By Jakob Nielsen.
"As their usability approach matures, organizations typically progress
through the same sequence of stages, from initial hostility to
widespread reliance on user research."

How Much Effort Does It Take to Create a Great User Experience?
By John Rhodes.
"The purpose of this article is to provide you with a way to measure 
the level of effort required to successfully complete a project in 
respect to user experience. This is a powerful merging of project 
management, user experience, requirements and best practices. And, it 
is simple enough for a little monkey to use. More accurately, it is 
simple enough for me to use...My main point is that it is possible to 
figure out how hard you have to work to create a great user experience. 
This topic has only been loosely explored by others. The key is that 
you have to understand what your users face while also knowing how well 
your organization can meet users needs. The formula shows how to get 
your arms around all of this at once. "

Podcasting Fails to Impress, Claims Forrester
By Ann Light.
"Podcasting is not attracting users, despite consumer awareness of the 
new form of content delivery, finds a new study by Forrester 

[Section one ends.]


+13: What Can You Find at the Web Design Reference Site?

Accessibility Information.

Association Information.

Book Listings.

Cascading Style Sheets Information.

Color Information.

Dreamweaver Information.

Evaluation & Testing Information.

Event Information.

Flash Information.

Information Architecture Information.

JavaScript Information.

Miscellaneous Web Information.

Navigation Information.

PHP Information.

Sites & Blogs Listing.

Standards, Guidelines & Pattern Information.

Tool Information.

Typography Information.

Usability Information.

XML Information.

[Section two ends.]



WEB DESIGN UPDATE is available by subscription. For information on how 
to subscribe and unsubscribe please visit:
The Web Design Reference Site also has a RSS 2.0 feed for site updates.


As a navigation aid for screen readers we do our best to conform to the 
accessible Text Email Newsletter (TEN) guidelines.  Please let me know 
if there is anything else we can do to make navigation easier.
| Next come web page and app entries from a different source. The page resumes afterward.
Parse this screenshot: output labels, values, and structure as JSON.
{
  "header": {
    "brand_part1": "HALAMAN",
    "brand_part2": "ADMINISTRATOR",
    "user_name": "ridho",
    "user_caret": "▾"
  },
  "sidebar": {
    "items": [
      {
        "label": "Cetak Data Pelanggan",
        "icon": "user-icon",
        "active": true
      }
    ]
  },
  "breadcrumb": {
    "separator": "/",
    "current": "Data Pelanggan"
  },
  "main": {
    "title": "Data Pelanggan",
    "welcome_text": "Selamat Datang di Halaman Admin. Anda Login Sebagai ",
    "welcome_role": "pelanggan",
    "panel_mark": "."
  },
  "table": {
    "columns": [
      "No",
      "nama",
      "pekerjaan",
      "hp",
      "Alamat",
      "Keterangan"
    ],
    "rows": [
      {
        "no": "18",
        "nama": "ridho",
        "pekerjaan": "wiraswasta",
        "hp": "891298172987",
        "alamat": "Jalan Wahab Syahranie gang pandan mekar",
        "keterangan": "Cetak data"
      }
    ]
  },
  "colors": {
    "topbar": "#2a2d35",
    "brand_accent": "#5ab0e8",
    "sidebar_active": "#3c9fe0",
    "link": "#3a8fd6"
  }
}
For TEN 
guideline information please visit:


Until next time,

Laura L. Carlson
Information Technology Systems and Services
University of Minnesota Duluth
Duluth, MN U.S.A. 55812-3009
mailto:lcarlson at d.umn.edu

[Issue ends.]

More information about the Webdev mailing list